═════ Given data ═════

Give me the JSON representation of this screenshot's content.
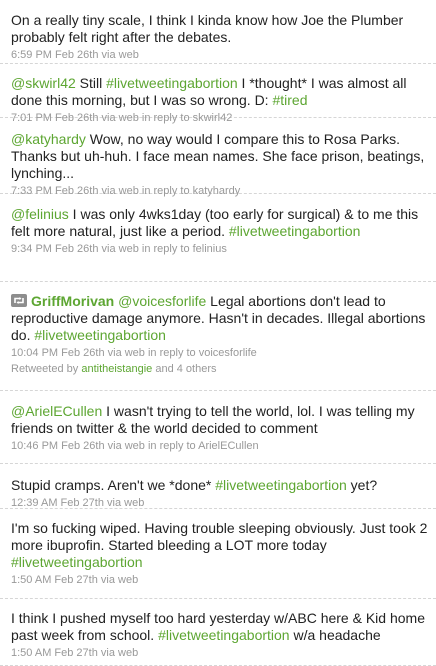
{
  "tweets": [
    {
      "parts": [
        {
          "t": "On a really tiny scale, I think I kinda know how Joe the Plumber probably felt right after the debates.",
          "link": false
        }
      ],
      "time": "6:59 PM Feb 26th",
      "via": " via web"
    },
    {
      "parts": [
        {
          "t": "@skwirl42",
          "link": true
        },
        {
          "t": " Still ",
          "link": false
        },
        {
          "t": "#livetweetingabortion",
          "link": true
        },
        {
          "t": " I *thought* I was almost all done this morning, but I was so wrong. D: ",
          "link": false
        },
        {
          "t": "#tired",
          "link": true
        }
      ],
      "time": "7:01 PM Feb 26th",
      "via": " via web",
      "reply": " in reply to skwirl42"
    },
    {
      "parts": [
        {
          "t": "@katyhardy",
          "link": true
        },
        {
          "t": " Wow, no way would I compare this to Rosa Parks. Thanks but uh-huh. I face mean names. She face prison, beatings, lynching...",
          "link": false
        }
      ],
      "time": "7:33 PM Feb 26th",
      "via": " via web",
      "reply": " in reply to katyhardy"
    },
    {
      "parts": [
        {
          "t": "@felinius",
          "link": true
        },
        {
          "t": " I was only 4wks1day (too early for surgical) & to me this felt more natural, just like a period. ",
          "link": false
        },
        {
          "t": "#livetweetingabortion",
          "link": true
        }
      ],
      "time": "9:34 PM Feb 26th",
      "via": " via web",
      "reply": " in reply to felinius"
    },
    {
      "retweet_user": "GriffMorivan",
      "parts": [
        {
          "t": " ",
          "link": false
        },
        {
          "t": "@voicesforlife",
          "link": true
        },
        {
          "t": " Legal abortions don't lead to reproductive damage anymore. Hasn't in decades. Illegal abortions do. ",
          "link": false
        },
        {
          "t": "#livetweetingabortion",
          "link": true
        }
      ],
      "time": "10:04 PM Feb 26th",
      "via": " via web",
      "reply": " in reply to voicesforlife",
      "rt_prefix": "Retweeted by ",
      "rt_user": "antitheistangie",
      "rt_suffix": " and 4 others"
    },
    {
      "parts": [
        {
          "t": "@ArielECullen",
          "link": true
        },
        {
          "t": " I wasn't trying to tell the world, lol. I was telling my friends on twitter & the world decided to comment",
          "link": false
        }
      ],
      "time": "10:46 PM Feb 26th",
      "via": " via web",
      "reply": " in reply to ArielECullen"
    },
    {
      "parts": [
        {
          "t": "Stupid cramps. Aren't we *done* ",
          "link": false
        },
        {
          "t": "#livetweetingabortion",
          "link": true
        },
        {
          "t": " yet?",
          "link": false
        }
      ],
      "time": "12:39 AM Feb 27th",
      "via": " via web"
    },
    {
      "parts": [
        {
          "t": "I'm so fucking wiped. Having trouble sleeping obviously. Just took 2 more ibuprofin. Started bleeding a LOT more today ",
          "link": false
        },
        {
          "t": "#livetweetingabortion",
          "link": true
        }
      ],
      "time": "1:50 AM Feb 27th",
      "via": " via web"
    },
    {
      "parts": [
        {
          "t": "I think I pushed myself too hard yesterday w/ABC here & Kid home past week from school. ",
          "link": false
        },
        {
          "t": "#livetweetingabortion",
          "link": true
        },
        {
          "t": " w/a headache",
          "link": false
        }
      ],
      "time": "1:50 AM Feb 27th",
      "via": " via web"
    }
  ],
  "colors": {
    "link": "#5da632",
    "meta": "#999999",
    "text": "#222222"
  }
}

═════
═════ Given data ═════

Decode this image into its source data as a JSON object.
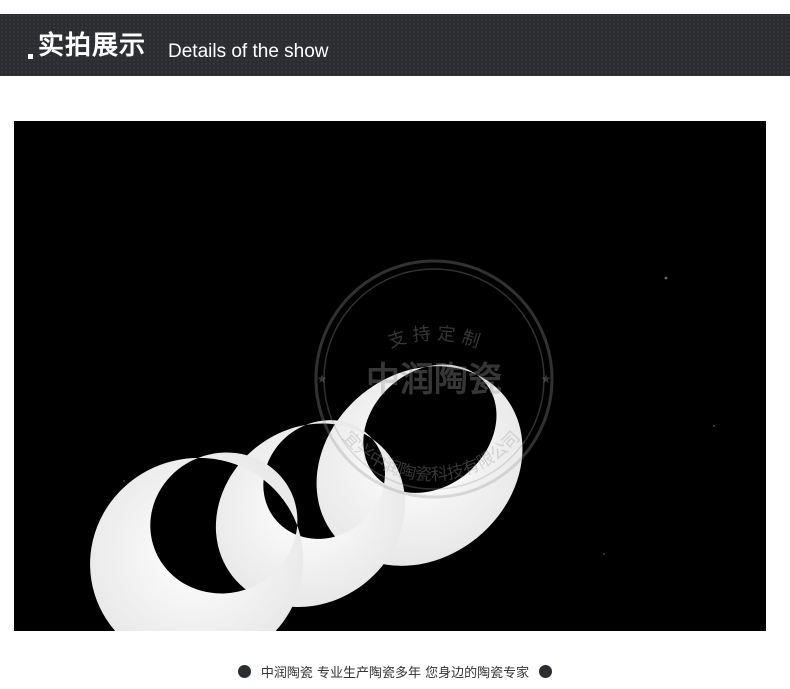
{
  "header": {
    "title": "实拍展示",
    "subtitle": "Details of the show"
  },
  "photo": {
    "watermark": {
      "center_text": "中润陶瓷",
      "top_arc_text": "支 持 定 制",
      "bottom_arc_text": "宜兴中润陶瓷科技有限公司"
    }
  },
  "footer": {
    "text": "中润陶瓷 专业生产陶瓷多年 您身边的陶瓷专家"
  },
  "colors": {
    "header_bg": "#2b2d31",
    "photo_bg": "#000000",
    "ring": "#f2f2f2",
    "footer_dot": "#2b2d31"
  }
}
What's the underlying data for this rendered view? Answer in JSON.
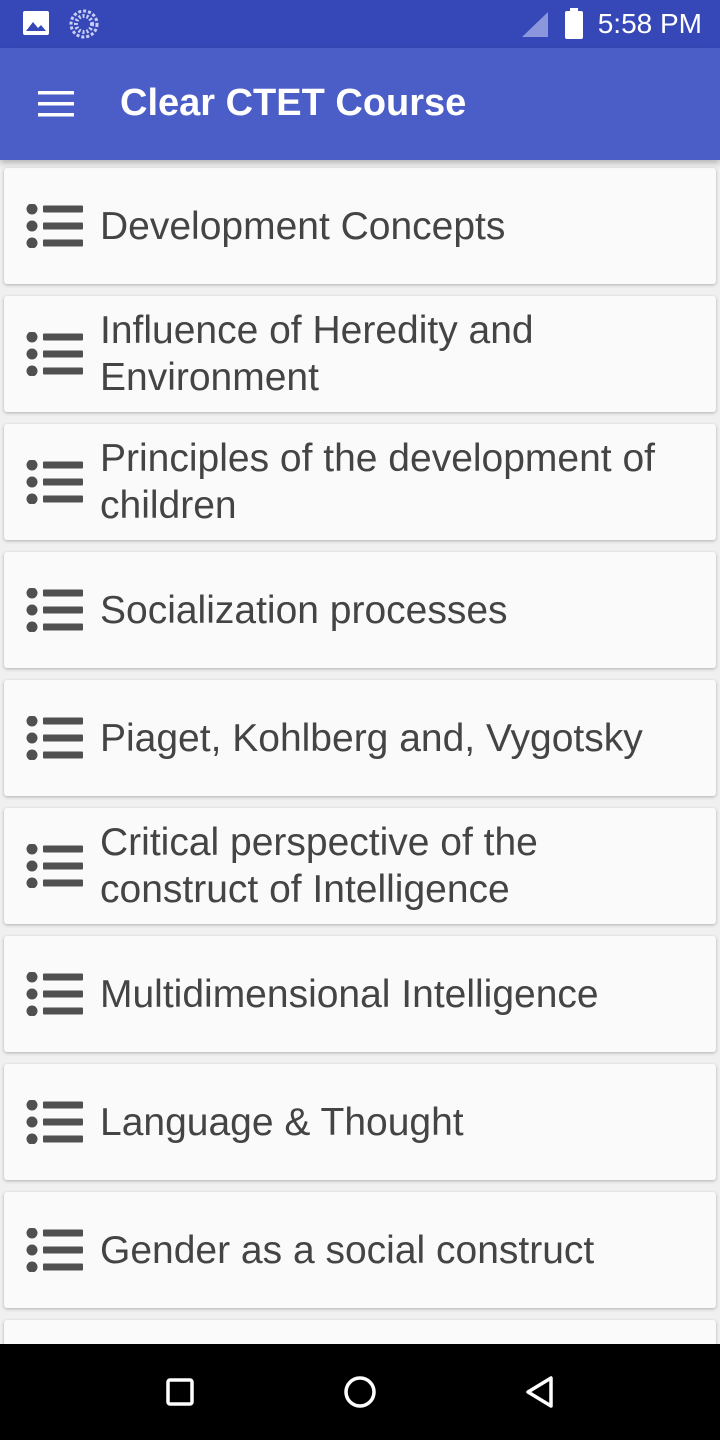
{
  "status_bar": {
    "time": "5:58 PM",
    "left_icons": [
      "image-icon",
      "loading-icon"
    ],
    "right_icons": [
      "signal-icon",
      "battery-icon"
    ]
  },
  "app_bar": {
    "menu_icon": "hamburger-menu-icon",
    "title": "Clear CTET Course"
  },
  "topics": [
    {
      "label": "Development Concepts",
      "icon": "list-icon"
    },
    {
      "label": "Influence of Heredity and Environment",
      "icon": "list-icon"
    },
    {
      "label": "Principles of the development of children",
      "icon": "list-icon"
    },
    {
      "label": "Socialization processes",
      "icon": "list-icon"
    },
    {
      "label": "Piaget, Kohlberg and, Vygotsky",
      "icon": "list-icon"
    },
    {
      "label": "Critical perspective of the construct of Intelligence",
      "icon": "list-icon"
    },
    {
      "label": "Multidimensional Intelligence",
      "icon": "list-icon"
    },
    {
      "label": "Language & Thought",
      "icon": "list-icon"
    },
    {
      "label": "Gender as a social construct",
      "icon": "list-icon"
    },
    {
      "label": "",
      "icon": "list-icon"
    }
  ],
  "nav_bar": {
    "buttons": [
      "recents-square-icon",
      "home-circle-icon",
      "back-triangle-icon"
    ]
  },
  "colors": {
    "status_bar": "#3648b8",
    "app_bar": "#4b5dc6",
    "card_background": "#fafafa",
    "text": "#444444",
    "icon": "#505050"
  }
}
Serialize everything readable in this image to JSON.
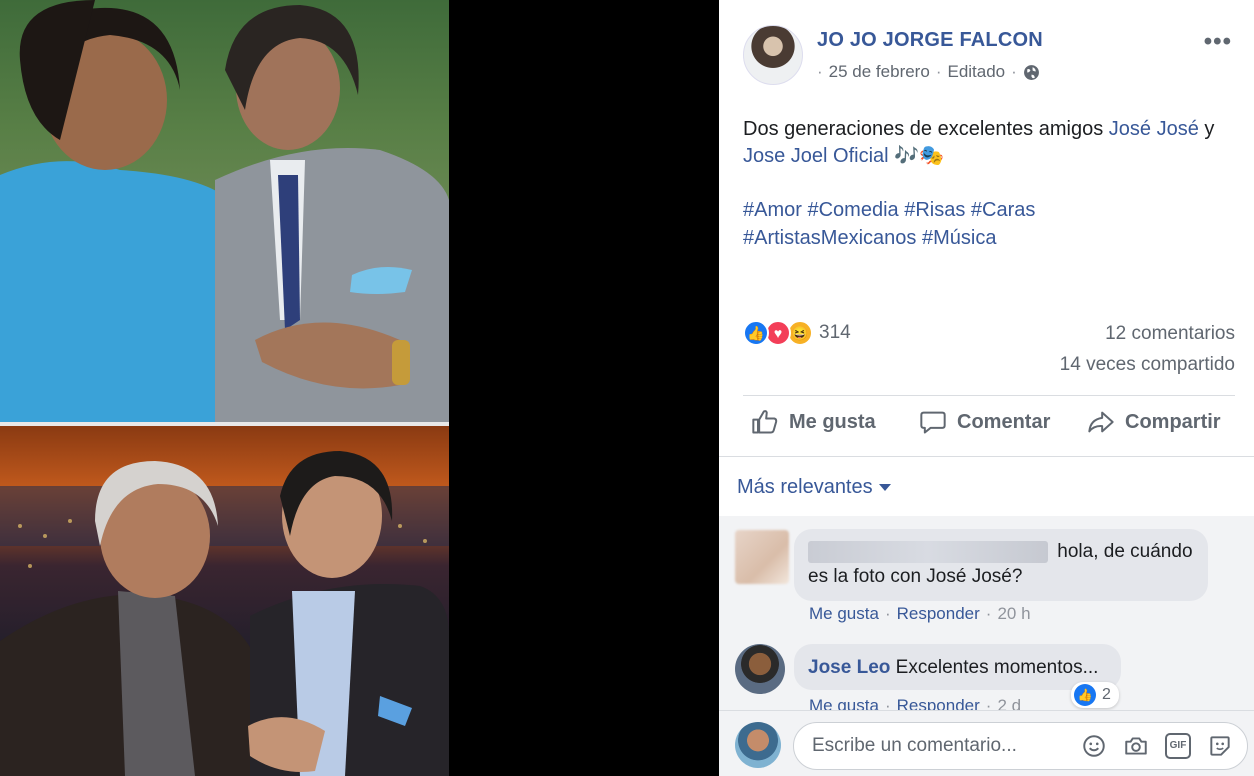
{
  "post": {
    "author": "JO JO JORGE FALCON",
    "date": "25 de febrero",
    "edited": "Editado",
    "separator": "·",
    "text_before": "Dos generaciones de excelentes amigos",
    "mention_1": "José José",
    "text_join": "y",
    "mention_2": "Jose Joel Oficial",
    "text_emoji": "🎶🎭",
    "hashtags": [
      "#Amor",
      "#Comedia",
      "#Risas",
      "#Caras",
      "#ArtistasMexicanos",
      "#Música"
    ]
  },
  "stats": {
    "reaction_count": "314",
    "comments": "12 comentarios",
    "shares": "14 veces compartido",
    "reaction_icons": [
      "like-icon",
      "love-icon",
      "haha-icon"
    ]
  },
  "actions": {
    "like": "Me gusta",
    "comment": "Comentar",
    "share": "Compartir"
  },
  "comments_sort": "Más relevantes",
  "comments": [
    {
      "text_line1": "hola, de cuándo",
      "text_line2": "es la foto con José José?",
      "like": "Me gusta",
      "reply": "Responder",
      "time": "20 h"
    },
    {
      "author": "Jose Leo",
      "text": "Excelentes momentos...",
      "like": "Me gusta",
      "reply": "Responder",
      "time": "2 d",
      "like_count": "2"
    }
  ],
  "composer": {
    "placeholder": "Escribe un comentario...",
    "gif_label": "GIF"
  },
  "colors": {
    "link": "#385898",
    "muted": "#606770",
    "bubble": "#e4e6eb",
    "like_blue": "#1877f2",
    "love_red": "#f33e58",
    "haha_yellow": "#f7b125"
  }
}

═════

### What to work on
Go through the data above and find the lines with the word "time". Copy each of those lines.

### Result of the task
      "time": "6:59 PM Feb 26th",
      "time": "7:01 PM Feb 26th",
      "time": "7:33 PM Feb 26th",
      "time": "9:34 PM Feb 26th",
      "time": "10:04 PM Feb 26th",
      "time": "10:46 PM Feb 26th",
      "time": "12:39 AM Feb 27th",
      "time": "1:50 AM Feb 27th",
      "time": "1:50 AM Feb 27th",
    "time": "5:58 PM",
      "time": "20 h"
      "time": "2 d",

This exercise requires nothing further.